Indian Prime Minister Narendra Modi’s imminent visit to the U.S. energy capital is fueling speculation the second most-populous nation will further tap America’s shale gas bonanza.
Modi is scheduled to address upwards of 50,000 people at a sold-out event at Houston’s NRG Stadium on Sept. 22 that’s billed by organizers as the largest-ever turnout for a foreign elected leader on U.S. soil.
Energy investors, however, are keenly focused on what happens behind the scenes. A long-running trade war between Washington and Beijing has meant China hasn’t imported any American supply since February. The dispute has also put plans for new export terminals at risk. By contrast, India is open to making purchases, and the nation is already the sixth-largest buyer of U.S. liquefied natural gas.

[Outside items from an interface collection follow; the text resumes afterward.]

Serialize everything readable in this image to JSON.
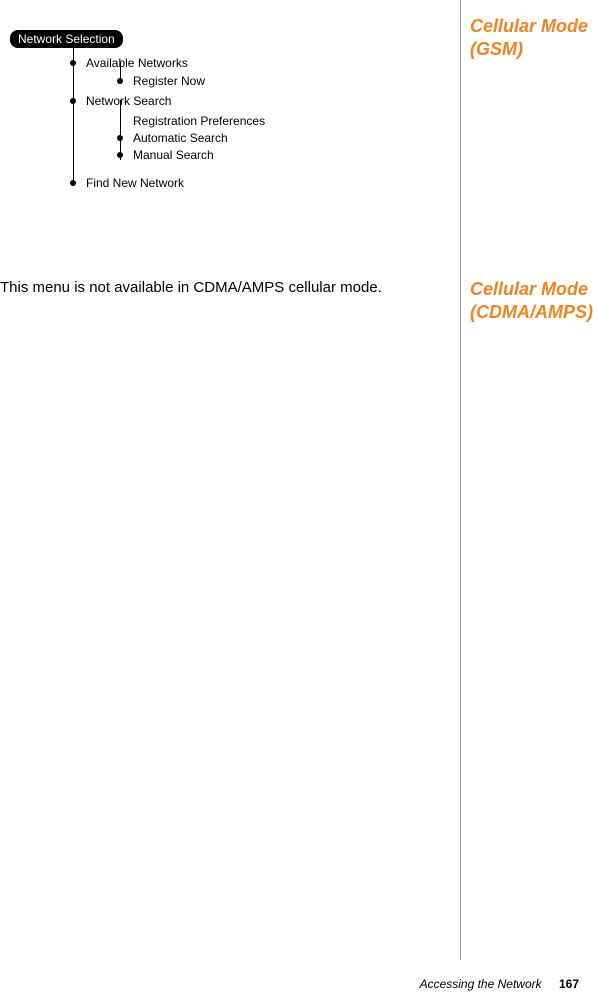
{
  "sidebar": {
    "heading1": "Cellular Mode (GSM)",
    "heading2": "Cellular Mode (CDMA/AMPS)"
  },
  "tree": {
    "badge": "Network Selection",
    "level1": {
      "item1": "Available Networks",
      "item1_sub1": "Register Now",
      "item2": "Network Search",
      "item2_sub1": "Registration Preferences",
      "item2_sub2": "Automatic Search",
      "item2_sub3": "Manual Search",
      "item3": "Find New Network"
    }
  },
  "body": {
    "paragraph": "This menu is not available in CDMA/AMPS cellular mode."
  },
  "footer": {
    "section": "Accessing the Network",
    "page": "167"
  }
}
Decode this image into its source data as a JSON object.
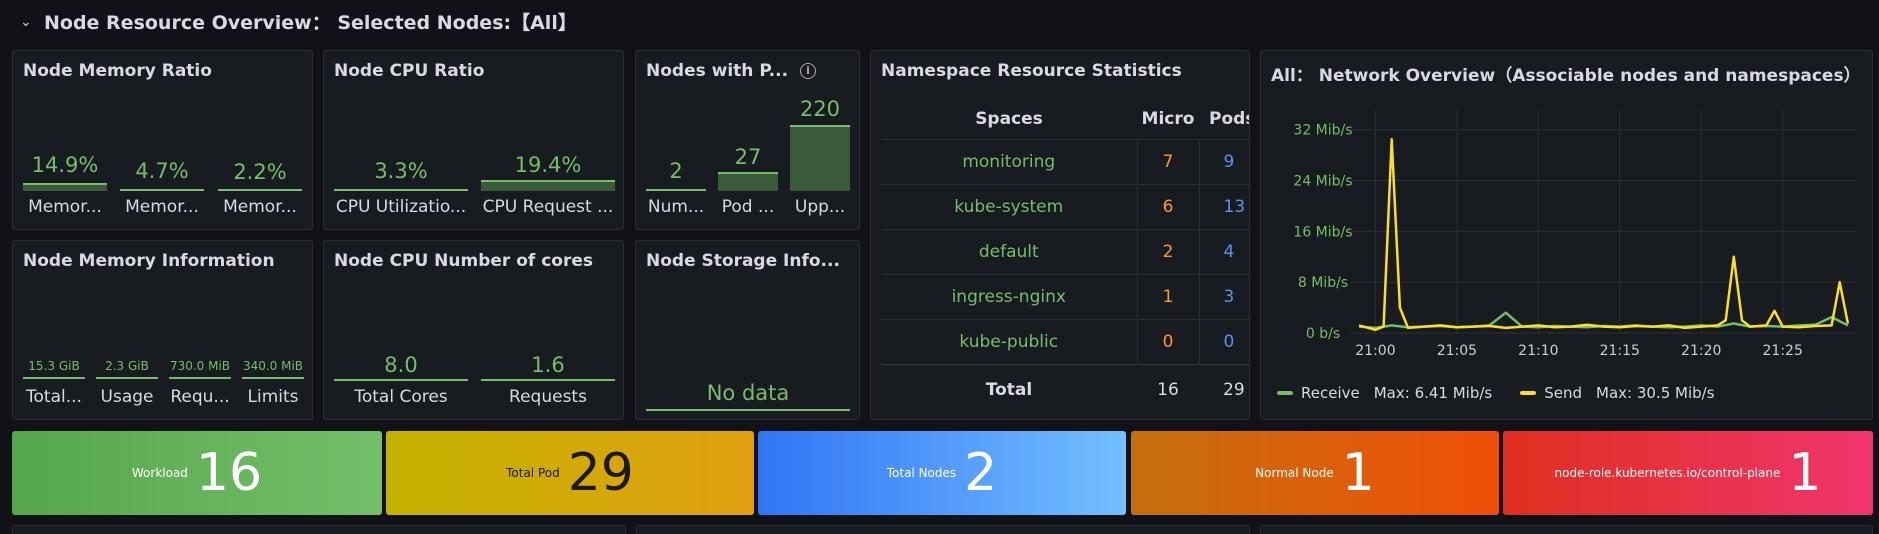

India “has the potential to become an enormous market” for U.S. gas, said Charlie Riedl, executive director of the Center for Liquefied Natural Gas. “Based on the broader aspiration to move people out of energy poverty and to enhance manufacturing, this all points to emerging opportunities.”
The three-hour gathering — branded as “Howdy Modi!” — at the home of the National Football League’s Houston Texans is scheduled to include a “cultural program” that will be followed by an address by the Indian leader, according to event organizers. The event comes just weeks after Modi sat with Russia’s Vladimir Putin to explore shipping Arctic natural gas to the subcontinent.
Heightening expectations is the timing of Modi’s Texas pilgrimage: it will come only a few days after Gastech, one of the world’s premier methane-industry confabs.
Still, India has been slower than some other economies to divorce itself from coal, and that may be a hindrance to gas-import arrangements, said Madeline Jowdy, an analyst at S&P Global Platts.
“I am so skeptical of India,” Jowdy said. “’I’m not saying that Indian companies can’t and won’t invest” in gas imports, but coal is entrenched and supports a lot of jobs.
Tellurian Inc., which is developing a $28 billion liquefied natural gas terminal in Louisiana, is optimistic. The company is seeking to finalize a deal to sell an equity stake in the project to India’s Petronet LNG Ltd., Chief Executive Officer Meg Gentle said in a Sept. 5 interview in New York. The firms signed a memorandum of understanding in February for the Driftwood LNG terminal.
State-controlled Gail India Ltd. was among the early buyers of U.S. LNG, locking in a 20-year contract for supply from Cheniere Energy Inc.’s Sabine Pass terminal in Louisiana. The South Asian nation took in 4.7% of the LNG that has has been exported since early 2016, according to data compiled by Bloomberg.